“The Ox” was a massive presence for South Africa in his career, a tenure that was bookended by two World Cup winning medals in 1995 and 2007.

Alongside du Randt in the front row is Mario Ledesma. The rise of Argentina from outsiders to a place at the top table of international rugby has been driven by the likes of Ledesma and his Puma colleague, Marcus Ayerza.

Ledesma anchored the Argentinian pack for 15 years and was virtually ever-present throughout that period.

The tradition for “best ever” sides like this is for them to be notionally pitted against an all-universe team of behemoths. The chances are that their front row will all be huge monsters. To counter that, you need a tight head well-versed in the dark arts, who can cause mayhem in the scrum.

Adam Jones proved himself the master at doing this throughout a lengthy career that included over 100 international appearances and a key role on two Lions tours.

Filling the two remaining places in the back row

As you have read, Richie McCaw was the clear first choice to be inked onto the team sheet at openside flanker. It is hard to argue with such a dominant career that covered 15 years and 148 internationals, with 110 of them as skipper. It has been suggested that he managed to referee most of those games too!

On the other side of the scrum, the choice for the blindside came down to Thierry Dusautoir or David Pocock. After a lengthy argument, the Frenchman got the nod.

One of the key factors was his extraordinary performance in the 2011 World Cup final, when he made 38 tackles and often seemed to be taking on the All Blacks single-handed. In a one-off game, we are looking for one-off performances, and his game that day was one of the best ever.

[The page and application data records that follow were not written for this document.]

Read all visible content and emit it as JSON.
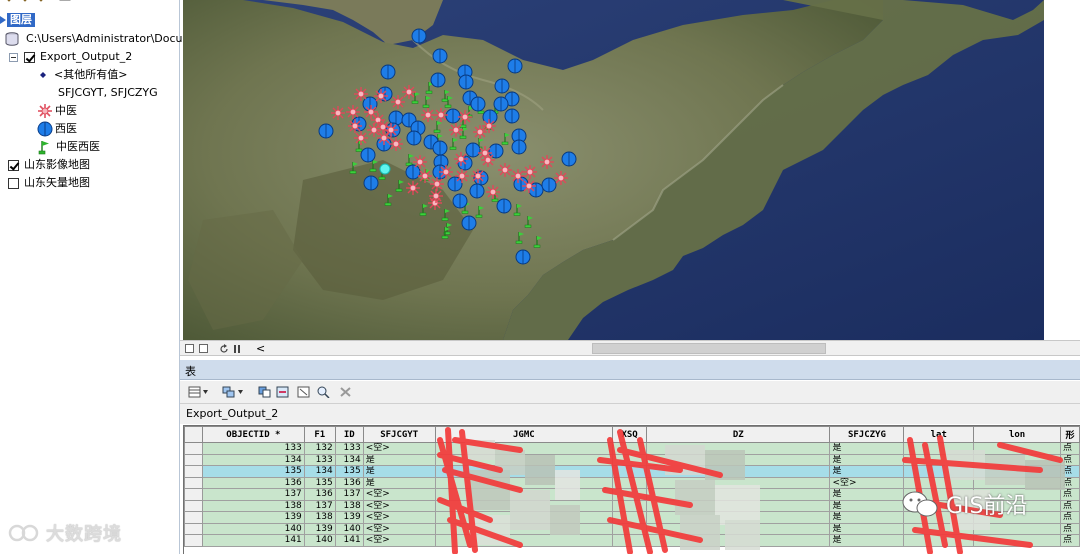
{
  "toc": {
    "title": "图层",
    "path": "C:\\Users\\Administrator\\Docu",
    "layer_export": "Export_Output_2",
    "other_values": "<其他所有值>",
    "fields": "SFJCGYT, SFJCZYG",
    "legend": [
      {
        "label": "中医",
        "icon": "tcm-asterisk-icon",
        "color": "#e05060"
      },
      {
        "label": "西医",
        "icon": "western-circle-icon",
        "color": "#1e7de8"
      },
      {
        "label": "中医西医",
        "icon": "combined-flag-icon",
        "color": "#2db52d"
      }
    ],
    "layer_imagery": "山东影像地图",
    "layer_vector": "山东矢量地图",
    "imagery_checked": true,
    "vector_checked": false,
    "export_checked": true
  },
  "table_window": {
    "title": "表",
    "tab_name": "Export_Output_2",
    "close_symbol": "✕",
    "columns": [
      "OBJECTID *",
      "F1",
      "ID",
      "SFJCGYT",
      "JGMC",
      "XSQ",
      "DZ",
      "SFJCZYG",
      "lat",
      "lon",
      "形"
    ],
    "rows": [
      {
        "objectid": "133",
        "f1": "132",
        "id": "133",
        "sfjcgyt": "<空>",
        "sfjczyg": "是",
        "xing": "点",
        "highlight": false
      },
      {
        "objectid": "134",
        "f1": "133",
        "id": "134",
        "sfjcgyt": "是",
        "sfjczyg": "是",
        "xing": "点",
        "highlight": false
      },
      {
        "objectid": "135",
        "f1": "134",
        "id": "135",
        "sfjcgyt": "是",
        "sfjczyg": "是",
        "xing": "点",
        "highlight": true
      },
      {
        "objectid": "136",
        "f1": "135",
        "id": "136",
        "sfjcgyt": "是",
        "sfjczyg": "<空>",
        "xing": "点",
        "highlight": false
      },
      {
        "objectid": "137",
        "f1": "136",
        "id": "137",
        "sfjcgyt": "<空>",
        "sfjczyg": "是",
        "xing": "点",
        "highlight": false
      },
      {
        "objectid": "138",
        "f1": "137",
        "id": "138",
        "sfjcgyt": "<空>",
        "sfjczyg": "是",
        "xing": "点",
        "highlight": false
      },
      {
        "objectid": "139",
        "f1": "138",
        "id": "139",
        "sfjcgyt": "<空>",
        "sfjczyg": "是",
        "xing": "点",
        "highlight": false
      },
      {
        "objectid": "140",
        "f1": "139",
        "id": "140",
        "sfjcgyt": "<空>",
        "sfjczyg": "是",
        "xing": "点",
        "highlight": false
      },
      {
        "objectid": "141",
        "f1": "140",
        "id": "141",
        "sfjcgyt": "<空>",
        "sfjczyg": "是",
        "xing": "点",
        "highlight": false
      }
    ]
  },
  "mapbar": {
    "back_label": "<"
  },
  "watermarks": {
    "left": "大数跨境",
    "right": "GIS前沿"
  },
  "colors": {
    "row_green": "#c9e5cc",
    "row_highlight": "#a6dde8",
    "table_title_bg": "#cfdcec",
    "toc_selected": "#3169c6"
  }
}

Many of the obvious candidates for number eight came from countries with a representative already selected. As you have read, Lawrence Dallaglio and Kieran Read could not be considered. Handily though, we had not chosen anyone from Italy, so Sergio Parisse was an obvious and very worthy choice.

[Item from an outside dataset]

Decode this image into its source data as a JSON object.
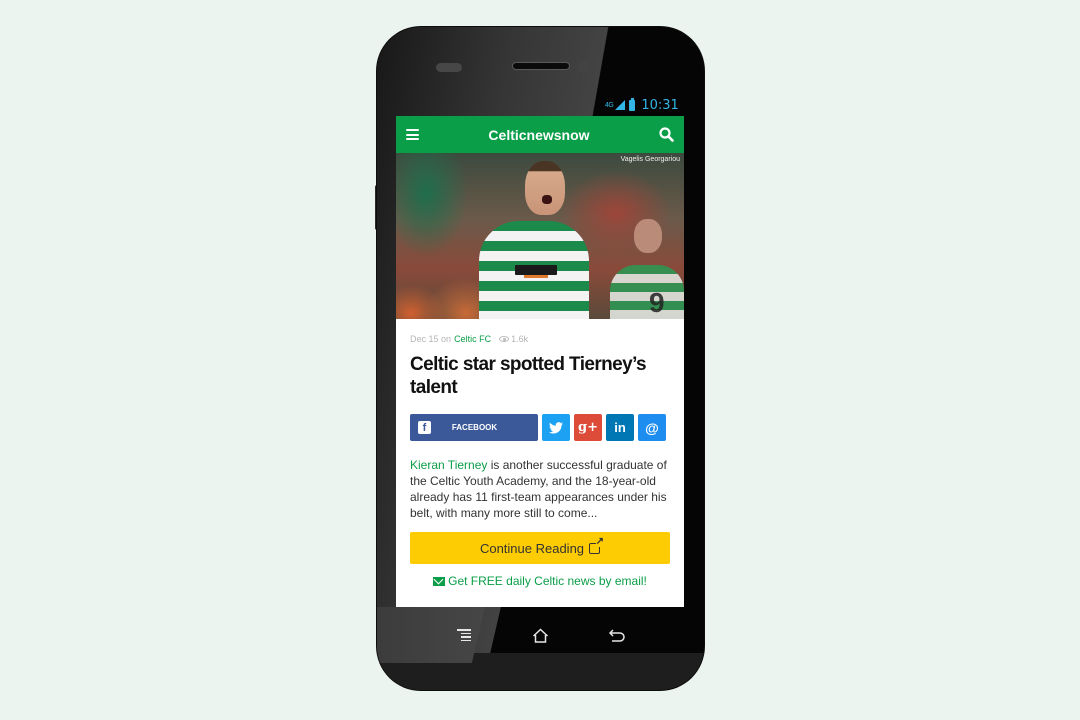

It is a statistical quirk of the game that someone as good as him has been on the losing side in more internationals than any other player. However, he was a marvellous performer for both club and country throughout his long career, and very much justifies his place.

A second row partner for Martin Johnson

Martin Johnson was a clear and obvious choice for our eight. As well as being one of the best second row forwards ever, he was also an absolutely inspirational leader of both England and the British Lions.

His second row partner was not such a straightforward choice, but Paul O’Connell got the nod because of his longevity, strength, and influence.

Because it is impossible to pick who should be pack leader out of McCaw and Johnson, it is easiest to say neither of them and go with O’Connell.

The final line up and bench players

Given the importance these days of the “impact” players or “finishers” coming off the bench, and the fact you will have noticed that there are no Australian or Scottish players in the side, we have picked three bench players to tick both of those boxes.

Here is our final line up:

  1. Os du Randt
  2. Mario Ledesma
  3. Adam Jones
  4. Martin Johnson
  5. Paul O’Connell
  6. Thierry Dusautoir
  7. Richie McCaw
  8. Sergio Parisse

Replacements: Tom Smith, David Pocock, and Mamuka Gorgodze from Georgia.

Next month, you can read our choices for the back division, too.

Get in touch

When it comes to picking your own pack, your choices are personal to you. However, from a financial planning perspective, choices can be complex, and mistakes can be costly. That is where we can help.

Email or call 01625 529 499 for more information.